95 ways to enhance technology-based learning
I’ve been teaching online learning courses almost as long as they have existed, and I know that both course designers and students need as much support as they can get. This book is aimed at the tutors and course designers and has the sole aim of helping them make the experience of learning on line more interactive, more enjoyable, and more effective. There are two in-built problems with online courses. Schools, colleges, and universities (to say nothing of commercial enterprises) want to eliminate expensive tutor-contact time, and make courses available any hour of the day. But anything beyond elementary lessons requires students to produce work which is assessed by a live tutor – who needs to be paid for reading on screen or on paper.
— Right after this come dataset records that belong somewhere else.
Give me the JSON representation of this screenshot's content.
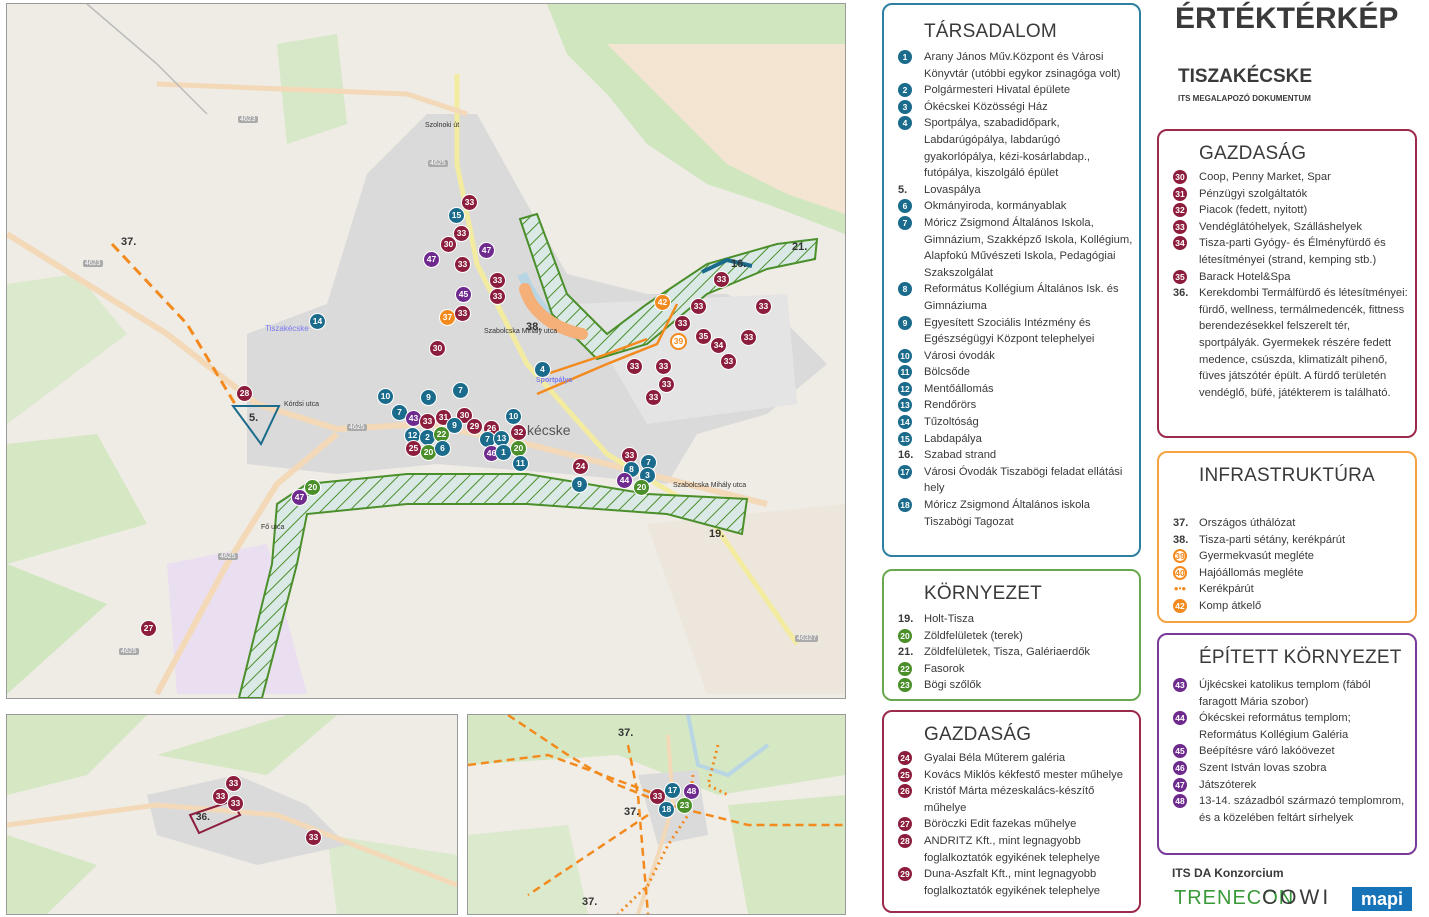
{
  "header": {
    "title": "ÉRTÉKTÉRKÉP",
    "subtitle": "TISZAKÉCSKE",
    "caption": "ITS MEGALAPOZÓ DOKUMENTUM"
  },
  "colors": {
    "tarsadalom": "#1b6b8c",
    "kornyezet": "#4a8f2a",
    "gazdasag": "#8c1d3c",
    "infrastruktura": "#f28a1e",
    "epitett": "#6e2a8c"
  },
  "tarsadalom": {
    "title": "TÁRSADALOM",
    "items": [
      {
        "n": "1",
        "t": "Arany János Műv.Központ és Városi Könyvtár (utóbbi egykor zsinagóga volt)"
      },
      {
        "n": "2",
        "t": "Polgármesteri Hivatal épülete"
      },
      {
        "n": "3",
        "t": "Ókécskei Közösségi Ház"
      },
      {
        "n": "4",
        "t": "Sportpálya, szabadidőpark, Labdarúgópálya, labdarúgó gyakorlópálya, kézi-kosárlabdap., futópálya, kiszolgáló épület"
      },
      {
        "n": "5.",
        "t": "Lovaspálya",
        "plain": true
      },
      {
        "n": "6",
        "t": "Okmányiroda, kormányablak"
      },
      {
        "n": "7",
        "t": "Móricz Zsigmond Általános Iskola, Gimnázium, Szakképző Iskola, Kollégium, Alapfokú Művészeti Iskola, Pedagógiai Szakszolgálat"
      },
      {
        "n": "8",
        "t": "Református Kollégium Általános Isk. és Gimnáziuma"
      },
      {
        "n": "9",
        "t": "Egyesített Szociális Intézmény és Egészségügyi Központ telephelyei"
      },
      {
        "n": "10",
        "t": "Városi óvodák"
      },
      {
        "n": "11",
        "t": "Bölcsőde"
      },
      {
        "n": "12",
        "t": "Mentőállomás"
      },
      {
        "n": "13",
        "t": "Rendőrörs"
      },
      {
        "n": "14",
        "t": "Tűzoltóság"
      },
      {
        "n": "15",
        "t": "Labdapálya"
      },
      {
        "n": "16.",
        "t": "Szabad strand",
        "plain": true
      },
      {
        "n": "17",
        "t": "Városi Óvodák Tiszabögi feladat ellátási hely"
      },
      {
        "n": "18",
        "t": "Móricz Zsigmond Általános iskola Tiszabögi Tagozat"
      }
    ]
  },
  "kornyezet": {
    "title": "KÖRNYEZET",
    "items": [
      {
        "n": "19.",
        "t": "Holt-Tisza",
        "plain": true
      },
      {
        "n": "20",
        "t": "Zöldfelületek (terek)"
      },
      {
        "n": "21.",
        "t": "Zöldfelületek, Tisza, Galériaerdők",
        "plain": true
      },
      {
        "n": "22",
        "t": "Fasorok"
      },
      {
        "n": "23",
        "t": "Bögi szőlők"
      }
    ]
  },
  "gazdasag1": {
    "title": "GAZDASÁG",
    "items": [
      {
        "n": "24",
        "t": "Gyalai Béla Műterem galéria"
      },
      {
        "n": "25",
        "t": "Kovács Miklós kékfestő mester műhelye"
      },
      {
        "n": "26",
        "t": "Kristóf Márta mézeskalács-készítő műhelye"
      },
      {
        "n": "27",
        "t": "Böröczki Edit fazekas műhelye"
      },
      {
        "n": "28",
        "t": "ANDRITZ Kft., mint legnagyobb foglalkoztatók egyikének telephelye"
      },
      {
        "n": "29",
        "t": "Duna-Aszfalt Kft., mint legnagyobb foglalkoztatók egyikének telephelye"
      }
    ]
  },
  "gazdasag2": {
    "title": "GAZDASÁG",
    "items": [
      {
        "n": "30",
        "t": "Coop, Penny Market, Spar"
      },
      {
        "n": "31",
        "t": "Pénzügyi szolgáltatók"
      },
      {
        "n": "32",
        "t": "Piacok (fedett, nyitott)"
      },
      {
        "n": "33",
        "t": "Vendéglátóhelyek, Szálláshelyek"
      },
      {
        "n": "34",
        "t": "Tisza-parti Gyógy- és Élményfürdő és létesítményei (strand, kemping stb.)"
      },
      {
        "n": "35",
        "t": "Barack Hotel&Spa"
      },
      {
        "n": "36.",
        "t": "Kerekdombi Termálfürdő és létesítményei: fürdő, wellness, termálmedencék, fittness berendezésekkel felszerelt tér, sportpályák. Gyermekek részére fedett medence, csúszda, klimatizált pihenő, füves játszótér épült. A fürdő területén vendéglő, büfé, játékterem is található.",
        "plain": true
      }
    ]
  },
  "infrastruktura": {
    "title": "INFRASTRUKTÚRA",
    "items": [
      {
        "n": "37.",
        "t": "Országos úthálózat",
        "plain": true
      },
      {
        "n": "38.",
        "t": "Tisza-parti sétány, kerékpárút",
        "plain": true
      },
      {
        "n": "39",
        "t": "Gyermekvasút megléte",
        "ring": true
      },
      {
        "n": "40",
        "t": "Hajóállomás megléte",
        "ring": true
      },
      {
        "n": "",
        "t": "Kerékpárút",
        "dots": true
      },
      {
        "n": "42",
        "t": "Komp átkelő"
      }
    ]
  },
  "epitett": {
    "title": "ÉPÍTETT KÖRNYEZET",
    "items": [
      {
        "n": "43",
        "t": "Újkécskei katolikus templom (fából faragott Mária szobor)"
      },
      {
        "n": "44",
        "t": "Ókécskei református templom; Református Kollégium Galéria"
      },
      {
        "n": "45",
        "t": "Beépítésre váró lakóövezet"
      },
      {
        "n": "46",
        "t": "Szent István lovas szobra"
      },
      {
        "n": "47",
        "t": "Játszóterek"
      },
      {
        "n": "48",
        "t": "13-14. századból származó templomrom, és a közelében feltárt sírhelyek"
      }
    ]
  },
  "footer": {
    "consortium": "ITS DA Konzorcium",
    "logo1": "TRENECON",
    "logo2": "COWI",
    "logo3": "mapi"
  },
  "map_labels": {
    "town": "Tiszakécske",
    "town_short": "kécske",
    "lbl37": "37.",
    "lbl38": "38.",
    "lbl5": "5.",
    "lbl16": "16.",
    "lbl19": "19.",
    "lbl21": "21.",
    "lbl36": "36.",
    "sportpalya": "Sportpálya",
    "kordi": "Kórdsi utca",
    "fo": "Fő utca",
    "szolnoki": "Szolnoki út",
    "szabolcska": "Szabolcska Mihály utca",
    "szabolcska2": "Szabolcska Mihály utca",
    "r4623": "4623",
    "r4623b": "4623",
    "r4625": "4625",
    "r4625b": "4625",
    "r4625c": "4625",
    "r4625d": "4625",
    "r46327": "46327"
  }
}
That’s the first problem: it’s not easy to teach complex issues and subjects on a computer screen.
The second is that making online courses truly interactive is an expensive business. Confronting students with rich learning experiences usually ends up requiring Flash animations, specially shot video footage, or interactive games of one kind or another – all of which are costly to produce. Faced with these problems, many teachers end up doing nothing more than sticking their lecture notes online in the form of downloadable Word files.
This book is a collection of techniques and strategies which have been tried out by practising teachers – who are confident enough to give their names and the web addresses of their own materials. Suggestions start at a point even before formal learning begins, with ideas for ‘learning agreements and ‘study schedules’ which students sign up to and which hopefully keep them on track and up to date. Some struck me as mildly utopian, but I liked the ‘eLearning Portfolio’, which would undoubtedly be useful.
The next section deals with learning via social interaction – collaborative projects and team-working – then what follows naturally from that, learning via discussion. The guidance ‘rules’ for forum postings are sound – though in my experience it’s quite difficult to enforce these without seeming over-controlling.
For completely individual learners working in isolation, the suggestions include visual diaries, email biographies, shared bookmarks, ‘visiting’ expert speakers (using podcasts), the ‘mini quest’ (which I would call a ‘small project’) blogs, and peer editing.
Synchronous learning activities rely heavily on chat, instant messaging, and pre-arranged forums. The main thrust in the suggestions made here are to enable participants to feel comfortable interacting with each other.
When it comes to self-assessment exercises we are into puzzles and games, flash cards, drag-and-drop activities, and multiple choice questions. But be warned – these can be expensive, unless you use off-the-shelf templates.
The latter part of the book deals with the actual structure, design, and navigation systems of online courses. This offers templates to cut down on design time, tips for maximising usability, and ideas for creative design – including some very funny clips at www.zefrank.com.
One interesting feature in my reading of this book was that ideas for one learning strategy or technique would come to me whilst I was busy reading about suggestions for something completely different.
Two things are for certain: the range of suggestions is amazing, and you’re sure to find something amongst them which will appeal to you. The editor Patti Shank has wisely stuck to a very tight formula for presenting these ideas. None takes up more than three pages, including screenshots, and the authors are even asked to show how their ideas can be adapted for other uses. This is a boon for online course designers.
© Roy Johnson 2007
Patti Shank (ed) the Online Learning idea book, San Francisco: John Wiley, 2007, pp.354, ISBN: 0787981680